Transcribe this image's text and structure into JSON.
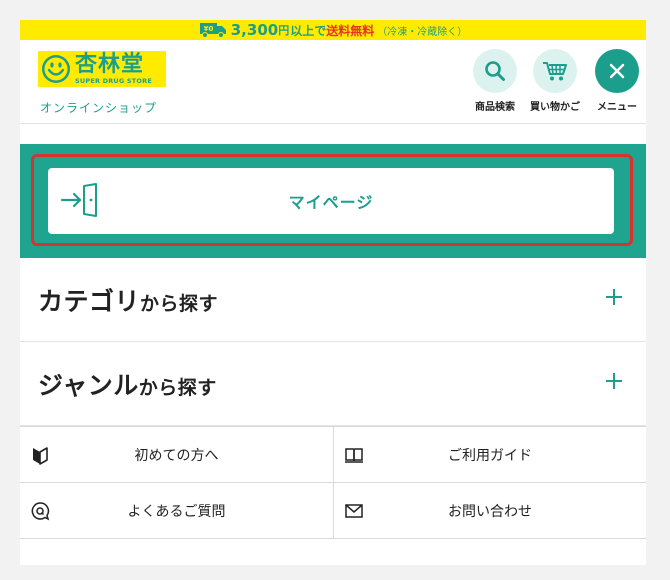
{
  "promo": {
    "truck_label": "¥0",
    "amount": "3,300",
    "unit": "円",
    "text1": "以上で",
    "free": "送料無料",
    "note": "（冷凍・冷蔵除く）"
  },
  "header": {
    "logo_name": "杏林堂",
    "logo_sub": "SUPER DRUG STORE",
    "shop_label": "オンラインショップ",
    "search_label": "商品検索",
    "cart_label": "買い物かご",
    "menu_label": "メニュー"
  },
  "mypage": {
    "label": "マイページ"
  },
  "accordions": [
    {
      "title_main": "カテゴリ",
      "title_suffix": "から探す"
    },
    {
      "title_main": "ジャンル",
      "title_suffix": "から探す"
    }
  ],
  "links": [
    {
      "label": "初めての方へ",
      "icon": "beginner-mark-icon"
    },
    {
      "label": "ご利用ガイド",
      "icon": "book-icon"
    },
    {
      "label": "よくあるご質問",
      "icon": "faq-icon"
    },
    {
      "label": "お問い合わせ",
      "icon": "mail-icon"
    }
  ],
  "colors": {
    "brand": "#1b9f8c",
    "yellow": "#ffeb00",
    "red": "#e8322b",
    "frame": "#d7332e"
  }
}
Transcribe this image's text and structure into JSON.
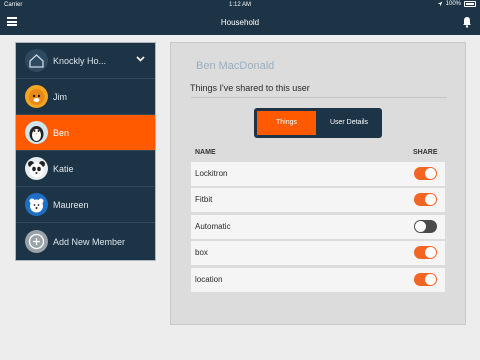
{
  "status_bar": {
    "carrier": "Carrier",
    "time": "1:12 AM",
    "battery": "100%"
  },
  "nav": {
    "title": "Household"
  },
  "sidebar": {
    "household": "Knockly Ho...",
    "members": [
      {
        "name": "Jim",
        "avatar": "tiger-avatar",
        "active": false
      },
      {
        "name": "Ben",
        "avatar": "penguin-avatar",
        "active": true
      },
      {
        "name": "Katie",
        "avatar": "panda-avatar",
        "active": false
      },
      {
        "name": "Maureen",
        "avatar": "polar-bear-avatar",
        "active": false
      }
    ],
    "add_member": "Add New Member"
  },
  "panel": {
    "user_name": "Ben MacDonald",
    "subtitle": "Things I've shared to this user",
    "tabs": [
      {
        "label": "Things",
        "selected": true
      },
      {
        "label": "User Details",
        "selected": false
      }
    ],
    "columns": {
      "name": "NAME",
      "share": "SHARE"
    },
    "items": [
      {
        "name": "Lockitron",
        "shared": true
      },
      {
        "name": "Fitbit",
        "shared": true
      },
      {
        "name": "Automatic",
        "shared": false
      },
      {
        "name": "box",
        "shared": true
      },
      {
        "name": "location",
        "shared": true
      }
    ]
  },
  "colors": {
    "accent": "#ff5a00",
    "nav": "#1d3447",
    "toggle_on": "#f26522",
    "toggle_off": "#4a4a4a"
  }
}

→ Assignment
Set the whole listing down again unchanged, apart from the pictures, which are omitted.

→ Answer
Transcribe this image's text and structure into JSON.
{
  "promo": {
    "truck_label": "¥0",
    "amount": "3,300",
    "unit": "円",
    "text1": "以上で",
    "free": "送料無料",
    "note": "（冷凍・冷蔵除く）"
  },
  "header": {
    "logo_name": "杏林堂",
    "logo_sub": "SUPER DRUG STORE",
    "shop_label": "オンラインショップ",
    "search_label": "商品検索",
    "cart_label": "買い物かご",
    "menu_label": "メニュー"
  },
  "mypage": {
    "label": "マイページ"
  },
  "accordions": [
    {
      "title_main": "カテゴリ",
      "title_suffix": "から探す"
    },
    {
      "title_main": "ジャンル",
      "title_suffix": "から探す"
    }
  ],
  "links": [
    {
      "label": "初めての方へ",
      "icon": "beginner-mark-icon"
    },
    {
      "label": "ご利用ガイド",
      "icon": "book-icon"
    },
    {
      "label": "よくあるご質問",
      "icon": "faq-icon"
    },
    {
      "label": "お問い合わせ",
      "icon": "mail-icon"
    }
  ],
  "colors": {
    "brand": "#1b9f8c",
    "yellow": "#ffeb00",
    "red": "#e8322b",
    "frame": "#d7332e"
  }
}
Transcribe this image's text and structure into JSON.
{
  "status_bar": {
    "carrier": "Carrier",
    "time": "1:12 AM",
    "battery": "100%"
  },
  "nav": {
    "title": "Household"
  },
  "sidebar": {
    "household": "Knockly Ho...",
    "members": [
      {
        "name": "Jim",
        "avatar": "tiger-avatar",
        "active": false
      },
      {
        "name": "Ben",
        "avatar": "penguin-avatar",
        "active": true
      },
      {
        "name": "Katie",
        "avatar": "panda-avatar",
        "active": false
      },
      {
        "name": "Maureen",
        "avatar": "polar-bear-avatar",
        "active": false
      }
    ],
    "add_member": "Add New Member"
  },
  "panel": {
    "user_name": "Ben MacDonald",
    "subtitle": "Things I've shared to this user",
    "tabs": [
      {
        "label": "Things",
        "selected": true
      },
      {
        "label": "User Details",
        "selected": false
      }
    ],
    "columns": {
      "name": "NAME",
      "share": "SHARE"
    },
    "items": [
      {
        "name": "Lockitron",
        "shared": true
      },
      {
        "name": "Fitbit",
        "shared": true
      },
      {
        "name": "Automatic",
        "shared": false
      },
      {
        "name": "box",
        "shared": true
      },
      {
        "name": "location",
        "shared": true
      }
    ]
  },
  "colors": {
    "accent": "#ff5a00",
    "nav": "#1d3447",
    "toggle_on": "#f26522",
    "toggle_off": "#4a4a4a"
  }
}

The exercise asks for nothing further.